Related Products

In The News

Can Better Technologies Save Endangered California Salmon?

Up until the 1800s, salmon were so plentiful in California that these “ bits of silver pulled out of the water ” could be observed ascending the waterways, thousands at a time, each season. However, decades of logging, the construction of dams, and other human interventions have changed the waterways of the state so significantly that the range of the salmon has been permanently altered. Now, a team of scientists collaborating through the Interagency Ecological Program have developed a plan to improve salmon management and, hopefully, help save the species. Team members from NOAA Fisheries, the California Department of Water Resources, the U.S. Fish and Wildlife Service, the California Department of Fish and Wildlife, the U.S. Bureau of Reclamation, and the U.S.

Read More

Weather Extremes Shaking Up Fouling Communities in Urban Estuaries

Marine fouling species may seem to be lowly creatures, situated toward the bottom of that portion of the food chain animals comprise. However, these filter-feeding invertebrates that make their homes on hard underwater substrates such as the hulls of ships are among some of the most successful invasive species. Their secret is simply their ability to latch onto human vehicles and survive. Now, new research on the fouling community in the San Francisco Bay indicates that a single wet winter and the change in salinity that high levels of precipitation bring can knock back the advance of these hearty creatures. Marine biologist Andrew Chang of the Smithsonian Environmental Research Center’s Tiburon, California branch published this new research in December of 2017.

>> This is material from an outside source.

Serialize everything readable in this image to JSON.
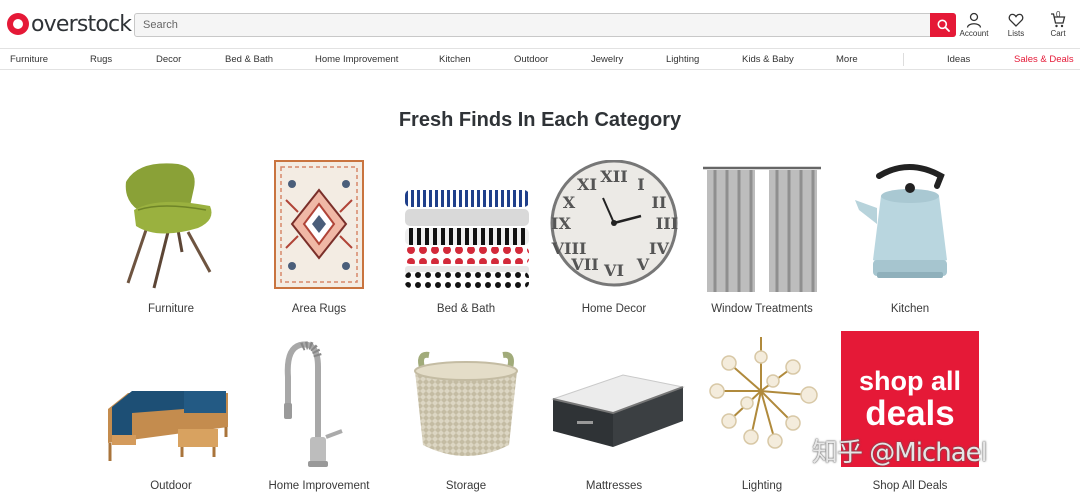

Read More

Fragile Water Infrastructure, Often On the Verge of Collapse

Do you know what's in your water? How certain are you that it's safe? In mid-December 2017, researchers from across the United States specializing in various disciplines came together at the annual meeting of the Society for Risk Analysis to present reports on a range of problems in American water infrastructure. This plumbing safety research illuminates a disturbing litany of failures in water safety all over the country—but also highlights a commitment to fixing problems and taking a proactive approach to keeping water infrastructure safer. The Replacement Era In 2001, the American Water Works Association (AWWA) released a report entitled, “Dawn of the Replacement Era: Reinvesting in Drinking Water Infrastructure.

Read More